Taste of the Town
Exotic spices ad foods from the fertile soil of Kerala, a coastal state at the southwest tip of India, come to life at the Coconut Lagoon, a restaurant that recently opened at 853 St. Laurant Blvd.
Kerala is studded with coconut-palm groves; in fact, coconut is one of the mainstays of the country's economy. Almost every dish prepared in Kerala contains coconut and spices - from cardomom, cloves, ginger and black pepper to cumim, as well as coffee and cashew nuts. These flavour the local cuisine, giving it a sharp pungency that is heightened with the use of the sweet-sour taste of tamarind (pulp from the pod of the tamarind tree), while coconut gives the food richness, absorbing some of the tongue-teasing, hot pepper flavours.
Joe Thottungal, chef and owner of Coconut Lagoon, hails from Kerala, and has brought many of the traditional foods to his menu. It is not surprising that coconut features poominently in the cuisine at the restaurant. One of his signature dishes is the kingfish steak in a coconut ginger sauce, serverd with hoppers-lacey, paper-thin pancakes.
Another spectacular dish is the dosa-a large, round, crispy thin lentil-and-rice pancake that arrived at the table folded in the shape of a tall cone. it is served plain or with potao, prawn (Shrimp) or chicken filling.
Brown sugar used in some dishes, including desserts, comes in 25-centimetre burlap wrapped cubes, and is called palm sugar or jaggery. It comes from the palm tree. Mr.Thottungal graduated from a hotel management school in Kerala before coming to canada, Where he received his chef papers in Calgary.
He worked five years with executive chef George McNeil at the Royal York Hotel in Toronto, and executive chef Wilhelm Wetscher at the Crown Plaza Hotel in Ottawa.
The Festival of Onam, an annual Hindu event celebrating the mythical visit of the king of Mahabal, will be featured at the restaurant on Aug. 28 and 29 from noon to 2 p.m. participants will enjoy 20 traditional vegetarian dishes called the Onasadhya feast, using no implements-only fingers. The food is served on banana leaves with the red rice (special parboiled sundried rice). Tickets are $15 and can be obtained at the restaurant.

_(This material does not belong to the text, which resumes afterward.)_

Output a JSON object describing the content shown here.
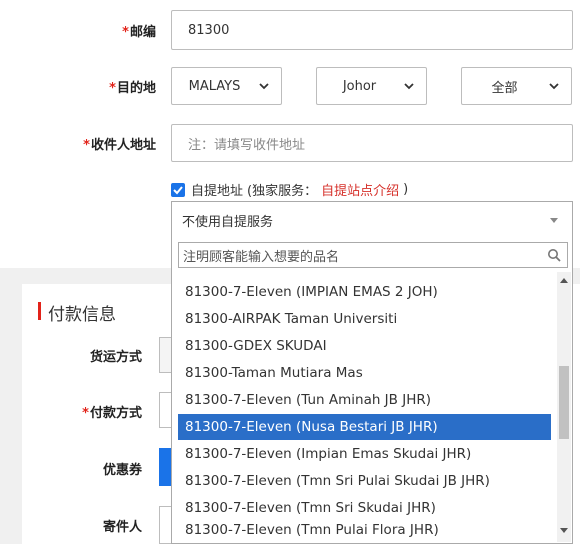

Breakfast consists of unique Kerala dishes and conventional cuisine. If you visit, try a delicious cup of Madras filtered coffee made by the chef, who follows an elaborate ritual in which a pitcher of hot coffeeis poured from above his head level in to another pitcher below his knees-without spilling!
The restaurant is open Monday to Friday, from 11:30 a.m to 2:30 p.m., then 4:30 to 9 p.m. Breakfast on Saturday and Sunday is from 10 a.m. to noon, lunch until 2:30 p.m dinner 4:30 to 11:00 p.m., and Sunday to 10 p.m.
The recipe for Kerala-Style avail, at left, comes from Mr. Thottungal. While some of the vegetables may be unfamiliar to you, there are two stores in Ottawa that carry ingredients for Kerala cuisine: Geeland Baguio store, 1020 St.Laurant Blvd., and New Thana Market, 386-B Bank St.
- Gay Cook, The Ottawa Citizen